Melanie Leahy is challenging Essex Partnership University NHS Foundation Trust over its safeguarding requirements.
A mental health trust in charge of looking after a young man who died while in its care has been challenged over why it is not meeting safeguarding requirements.
Melanie Leahy, whose son Matthew died while in Essex Partnership University NHS Foundation Trust’s (EPUT) care, has written voicing her own criticism.
EPUT’s CQC report in October was rated overall ‘good’. But it was criticised for its safeguarding procedure, for which it was rated ‘requires improvement’.
The report said the trust did not ensure that staff changed their practice following incidents.
Despite several methods used to communicate recommendations and learning, incidents with similar themes continued to occur.
Examples included: communication with other agencies, record keeping and methods of administering emergency care.
There were 12 outstanding action plans following incident investigations that required signing off to agree that changes had been made.
Staff had not reviewed 52 per cent of examples where clients died while using substance misuse services.
Cllr Andy Wood, who is appointed by the county council as a governor on EPUT, said: “As governors we are quite concerned that over the years they have good results.
“But everytime we look at the CQC, the same things keeps cropping up that it requires improvement on safeguarding and that has been happening for two or three years.
The trust is not learning from that.
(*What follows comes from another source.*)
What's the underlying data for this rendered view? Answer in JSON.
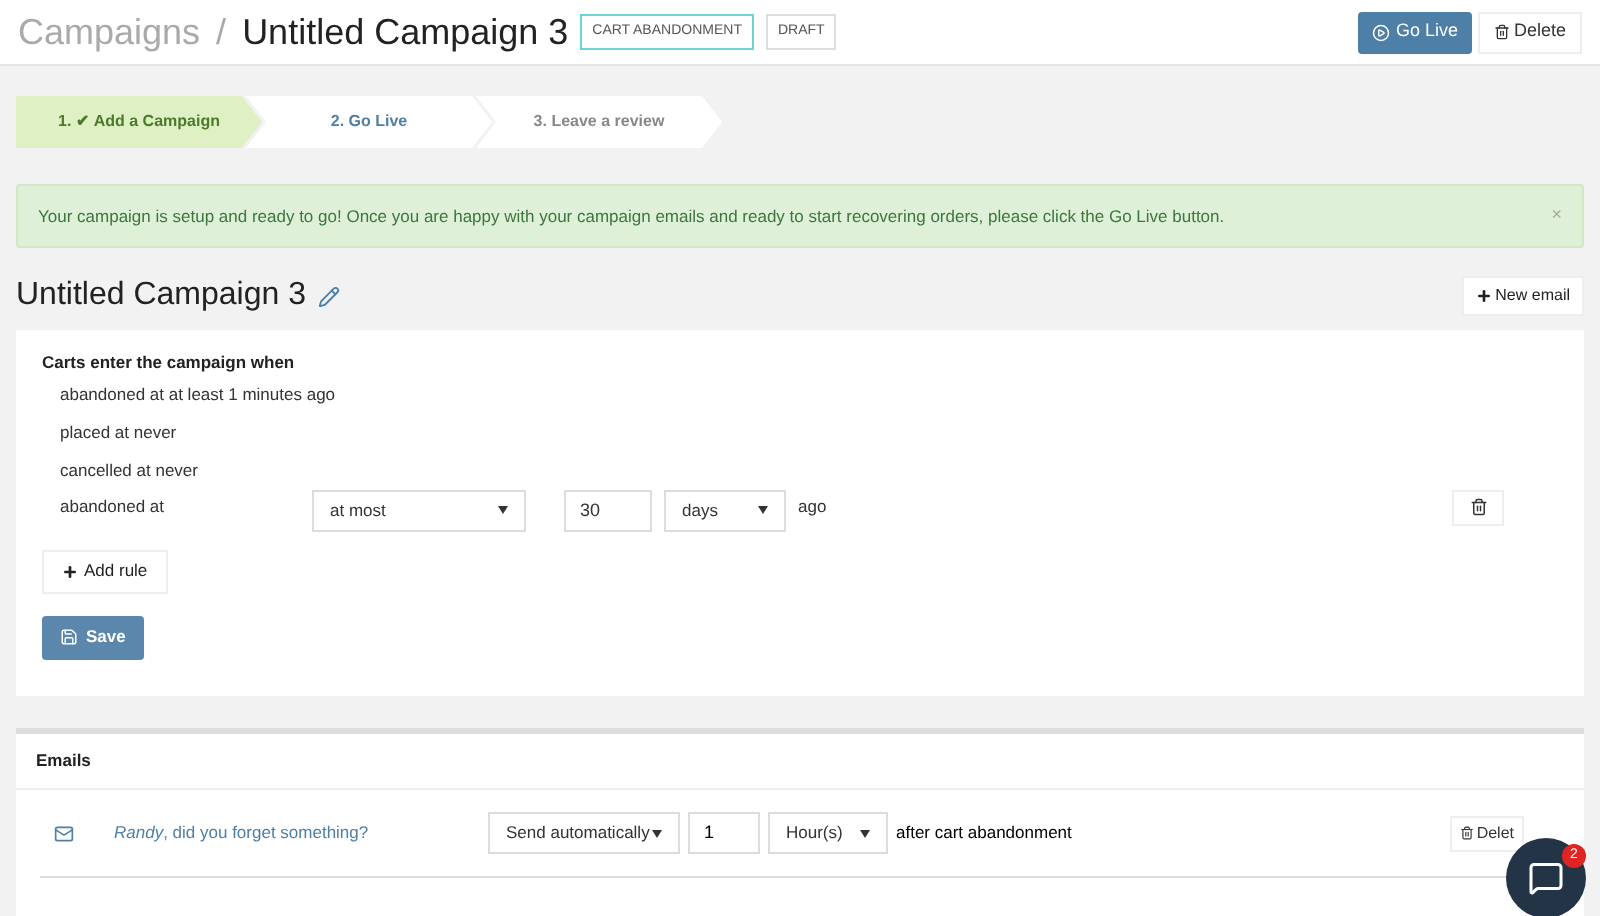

I and some of the other governors are going to make a point in finding out why safeguarding requires improvement.
“Mrs Leahy, whose son unfortunately died in the trust, has pointed that out to us. It needs to be sorted.”
In November 2012 20-year-old Matthew Leahy was found hanged in his room at the Linden Centre in Chelmsford.
Mrs Leahy, launched a petition asking parliament to debate her request for a full public inquiry into her son’s death, which reached the threshold of 100,000 signatures with just two hours to spare before the cut off at midnight on November 5.
She told the trust: “This latest report gives me absolutely no confidence that the trust has taken the deaths of so many on its wards seriously.
“If it had, changes needed would have been made immediately across the wards and this report and the evidence that is being sent in regularly, regarding sleeping staff on your wards and many other issues, would not be available.“
“I do not anticipate it very long before it is announced a further unnecessary inpatient death, on your wards.”